Joe Robinson
23 Dec 2019

Mitchelton-Scott rider wants to win Giro d'Italia and Olympics road race in 2020

Simon Yates will return to the Giro d’Italia in 2020 looking to rediscover the ‘killer instinct’ that he feels he was missing this season.

The Mitchelton-Scott rider burst onto the Grand Tour scene in 2018, leading the Giro for 13 stages and winning three stages before dramatically fading just two days before the end. He made amends, however, by winning the Vuelta a Espana later that year.

Yates started this season's Giro among the favourites yet failed to make the same impact as 12 months before, eventually finishing eighth overall without a stage win.

Looking back, the Lancastrian pinpoints his preparation for the race as one of the key problems that contributed to his underperformance and told Cyclist that he plans to reassess how he approaches the Giro for 2020 to avoid repeating the same mistakes. 

‘To pinpoint a single mistake is hard but one thing we are changing for 2020 is how I race in the build-up to the Giro,’ Yates told Cyclist.

‘Every race I rode before the Giro this year, I didn’t ride to win, I rode them to prepare whereas, in 2018, every race I entered I rode to win and rode aggressively.

‘This year I went to get form at Paris-Nice and then support Adam [Yates, his brother] at the Volta a Catalunya. I never raced to the death until the Giro which was a mistake. I missed that killer instinct, the difference between winning and losing.’

Further to his aggressive approach to the early season races, Yates will be also spending more time on the time-trial bike. Next year’s Giro will have three individual time-trials totalling 58.8km. The most decisive of the three should be Stage 14, a 33.7km rolling test through Prosecco country.

For Yates, it is here where the Maglia Rosa could be decided rather than in the high mountains stages to the Passo Stelvio and Sestriere. 

‘I’ve looked at the Giro route, not in forensic detail but enough to know it looks hard.

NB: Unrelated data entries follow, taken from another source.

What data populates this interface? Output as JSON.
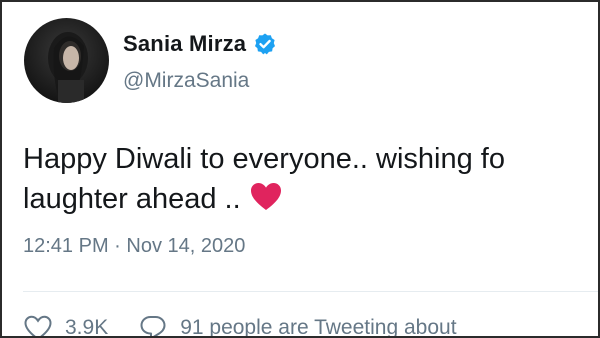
{
  "tweet": {
    "display_name": "Sania Mirza",
    "handle": "@MirzaSania",
    "text_line1": "Happy Diwali to everyone.. wishing fo",
    "text_line2": "laughter ahead ..",
    "timestamp": "12:41 PM · Nov 14, 2020",
    "likes": "3.9K",
    "tweeting_about": "91 people are Tweeting about"
  },
  "icons": {
    "verified": "verified-badge-icon",
    "heart_emoji": "red-heart-emoji",
    "like": "heart-outline-icon",
    "reply": "speech-bubble-icon"
  },
  "colors": {
    "verified": "#1da1f2",
    "heart": "#e0245e",
    "text": "#14171a",
    "secondary": "#657786"
  }
}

The time-trials are longer than what I’ve done at a Giro before and could have more impact than the mountains,’ said Yates.

‘Look at the climbers these days, everyone is very similar. There’s not a huge difference, you make 20 seconds one day and then lose 10 seconds the next. Whereas in a TT, you can lose minutes and I’ve seen it happen to me. I’m getting better at TTs every year – I even won one last year. 

While the Giro will represent Yates’s biggest ambition for 2020, the 27-year-old also has half an eye on the Tokyo Olympics road race in August. He is yet to fully assess the route but harbours personal ambitions of becoming an Olympian.

He also believes that the break between the Giro in May and the Olympics road race in August allows sufficient time for him to peak for both races, something he admits he would not be able to do by racing the Tour de France in July.

‘For me, the gap between the Tour and the Olympics is too short. Personally, I’d need to get used to the time difference and climate and If I’m going to the Olympics, I’m going to win,’ said Yates.

‘Obviously, the biggest thing is getting picked as part of that four-man team first, which will be tough with the riders we have to pick from. That’s first, getting a spot. But if I’m there, I’m going early to get used to the climate and give it a proper crack. 

Dreams of pink at the Giro and gold at the Olympics, however, will simmer in the background temporarily. Yates is currently enjoying a short break back home in Bury for the Christmas period before jetting out to Australia before New Years to begin preparing for the Tour Down Under in January.

While the home comforts up north around Christmas are to be enjoyed, Yates is happy that his return home is just a flying visit.

‘I’ve just come from a training camp in the sunshine of Gran Canaria to the rain and cold of the north. I sometimes ride on Christmas day but this year I’m giving myself the day off unless I go for an easy one with my dad,’ said Yates.

‘Coming home to 2 degrees and rain can be a nice piece of reality but luckily I don’t have to do it too often.'